Minister Dery Seeks to Repeal Anachronistic Israeli Press Restrictions

A 1933 law passed during British Mandatory rule requires a government license for any newspaper, and has been used to bar 62 from being published in the last decade.

Dreamstime

Interior Minister Arye Dery said Thursday he would seek to repeal an anachronistic 1933 statute that enables the government to prevent a newspaper from being published. 

The decision, which still requires parliamentary approval, would cancel the need to obtain a license in order to print or distribute a newspaper.

The so-called press edict had been passed during the British Mandatory era as a tool to impose strict political censorship. Dery said that once the law has been rescinded he would bring to the attention of the attorney general extreme cases of newspapers suspected of damaging state security interests or the public welfare.

Dery's decision follows an appeal by the Association for Civil Rights in Israel  to the High Court demanding that the law be rescinded. The group has sought for two decades to get the measure outlawed. 

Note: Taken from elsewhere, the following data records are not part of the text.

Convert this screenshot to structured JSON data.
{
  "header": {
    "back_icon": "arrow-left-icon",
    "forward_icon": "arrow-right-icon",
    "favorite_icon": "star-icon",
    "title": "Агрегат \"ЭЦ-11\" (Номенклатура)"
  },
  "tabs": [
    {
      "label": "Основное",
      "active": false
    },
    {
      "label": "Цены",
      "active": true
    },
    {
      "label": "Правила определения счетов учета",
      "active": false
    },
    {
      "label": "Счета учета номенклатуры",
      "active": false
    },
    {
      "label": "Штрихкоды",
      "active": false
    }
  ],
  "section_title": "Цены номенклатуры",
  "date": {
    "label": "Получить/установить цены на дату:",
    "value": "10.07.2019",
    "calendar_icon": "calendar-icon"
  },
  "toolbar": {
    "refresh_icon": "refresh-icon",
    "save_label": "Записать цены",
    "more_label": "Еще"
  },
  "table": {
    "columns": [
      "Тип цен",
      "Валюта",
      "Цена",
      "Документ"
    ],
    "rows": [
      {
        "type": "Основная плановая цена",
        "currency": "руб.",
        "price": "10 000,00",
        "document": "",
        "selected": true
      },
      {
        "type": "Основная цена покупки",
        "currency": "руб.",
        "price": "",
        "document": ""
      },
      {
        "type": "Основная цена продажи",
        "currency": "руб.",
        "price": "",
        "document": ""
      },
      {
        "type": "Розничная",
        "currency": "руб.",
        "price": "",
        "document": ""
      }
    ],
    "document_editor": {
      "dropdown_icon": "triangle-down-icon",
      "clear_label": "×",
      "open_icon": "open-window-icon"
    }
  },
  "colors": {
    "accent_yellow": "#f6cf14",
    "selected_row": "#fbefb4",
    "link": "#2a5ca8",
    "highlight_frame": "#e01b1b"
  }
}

ACRI welcomed Dery's decision though pointed out that it was issued just ahead of his deadline to respond to the group's appeal.

"The press law is a remnant of British Mandate rule, and we as a democratic country that cherishes freedom of expression should cancel it, the sooner the better," Dery said.

"The government should not be involved in distributing licenses to newspapers."

Data uncovered recently by Haaretz found that on the basis of this edict, the Interior Ministry has prevented publication of at least 62 newspapers in the last decade, or more than 10 percent of applications for publication.

In 1953, the interior minister at the time tried to shut two newspapers, Kol Ha'am and Al Ittihad, on the basis of the prestate edict, over editorials they published that were strongly critical of the government. But the High Court effectively overruled the minister by granting editors' appeals of that decision.